As I mentioned at Convocation yesterday, although we come from around the country and around the world, we are one Hamilton—an engaged learning community that delivers one of the country’s finest liberal arts educations.
But we are also part of the larger outside community and we cannot ignore what we witness on the news every day. Recent months have seen a near-constant stream of tragic events. Political polarization is widespread and core values seem up for debate. Members of our community will experience these events differently.
In keeping with Hamilton’s tradition of open and respectful dialogue, we will have multiple opportunities this year to consider the implications and significance of the kind of events that have transpired this summer and, unfortunately, likely will recur in the days ahead. We will be holding a variety of programs intended to address these issues, including lectures, panel discussions and community conversations. Upcoming events will be posted on the College’s events webpage and announced by email.
The free and open exchanges of views on important social issues are central to our mission. I plan to attend as many of these events as my schedule will allow, and I hope you will participate too.
I am thrilled to have started my own Hamilton education and I look forward to seeing what we can do together.
Best wishes for a wonderful academic year,
Recent Events, July 11, 2016
I had hoped my first email to you as President of Hamilton College would be to recognize and celebrate one of the many wonderful aspects of our extended community. I write instead in response to the extraordinary sequence of recent tragic events in Orlando, Baton Rouge, St. Paul and Dallas, and in so many other communities around the world, from Iraq to Bangladesh.
These events affect all of us, but they may be felt particularly acutely by some members of our community. I want to acknowledge that fact and to encourage anyone who may wish to take advantage of counseling or other resources to contact David Walden at Hamilton’s Counseling Center (firstname.lastname@example.org). David is available to help you identify local services available to you during the summer months.

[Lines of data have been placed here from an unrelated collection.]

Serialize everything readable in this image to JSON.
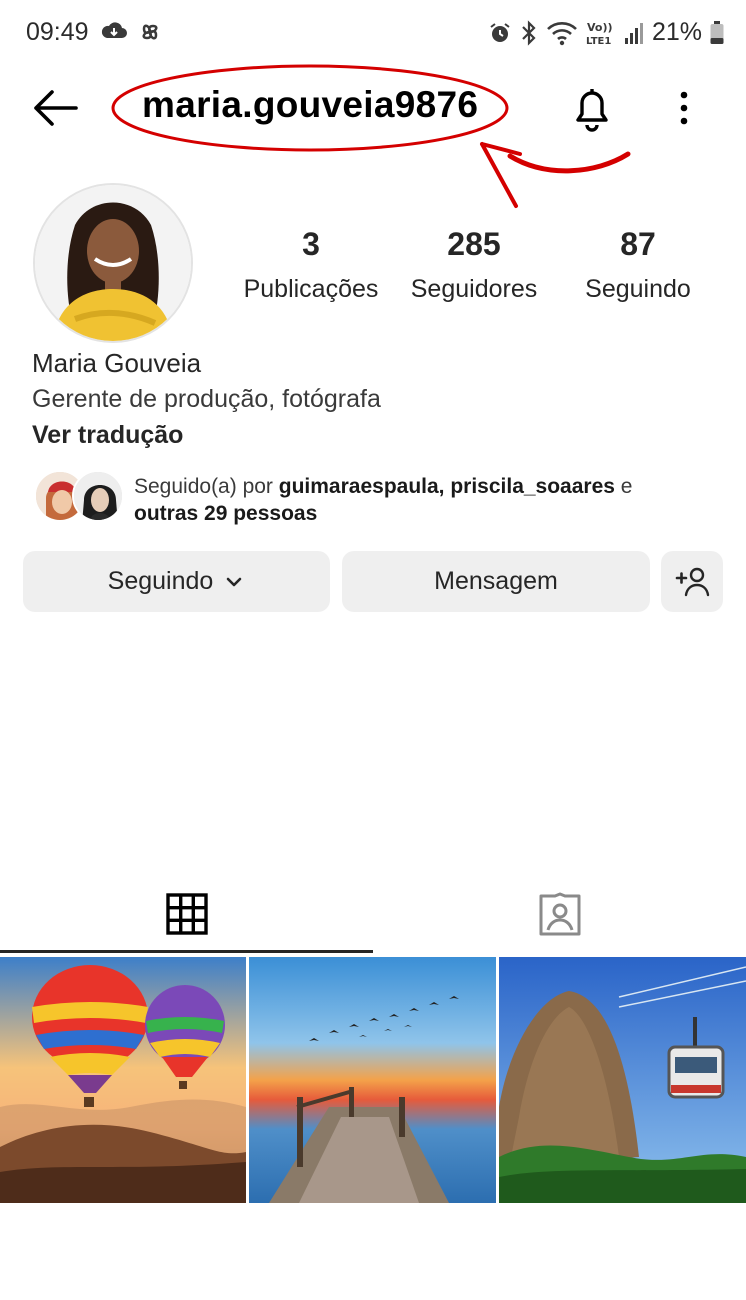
{
  "status_bar": {
    "time": "09:49",
    "battery": "21%",
    "network": "LTE1",
    "icons": [
      "cloud-icon",
      "pinwheel-icon",
      "alarm-icon",
      "bluetooth-icon",
      "wifi-icon",
      "volte-icon",
      "signal-icon",
      "battery-icon"
    ]
  },
  "header": {
    "username": "maria.gouveia9876",
    "back_icon": "arrow-left-icon",
    "notification_icon": "bell-icon",
    "more_icon": "kebab-menu-icon"
  },
  "annotation": {
    "color": "#d40000",
    "shapes": [
      "ellipse",
      "curved-arrow"
    ]
  },
  "profile": {
    "stats": {
      "posts_count": "3",
      "posts_label": "Publicações",
      "followers_count": "285",
      "followers_label": "Seguidores",
      "following_count": "87",
      "following_label": "Seguindo"
    },
    "display_name": "Maria Gouveia",
    "bio": "Gerente de produção, fotógrafa",
    "translate_label": "Ver tradução",
    "followed_by": {
      "prefix": "Seguido(a) por ",
      "names": "guimaraespaula, priscila_soaares",
      "conjunction": " e ",
      "others": "outras 29 pessoas"
    }
  },
  "actions": {
    "following_label": "Seguindo",
    "following_icon": "chevron-down-icon",
    "message_label": "Mensagem",
    "add_user_icon": "add-person-icon"
  },
  "tabs": [
    {
      "name": "posts-grid",
      "icon": "grid-icon",
      "active": true
    },
    {
      "name": "tagged",
      "icon": "tagged-person-icon",
      "active": false
    }
  ],
  "posts": [
    {
      "subject": "hot air balloons at sunset"
    },
    {
      "subject": "wooden pier at sunrise with birds"
    },
    {
      "subject": "Sugarloaf mountain cable car"
    }
  ],
  "colors": {
    "button_bg": "#efefef",
    "text_primary": "#262626",
    "annotation_red": "#d40000"
  }
}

As a society, we continue to grapple with racism, inequality, violence and similar challenges. Hamilton has made progress in addressing these issues, but we can do more. It is incumbent on all of us to foster an environment in which every student can thrive; in doing so, we make Hamilton stronger and better prepare all of us to help solve the problems we see around us.
I look forward to learning with and from you when we are all on campus this fall.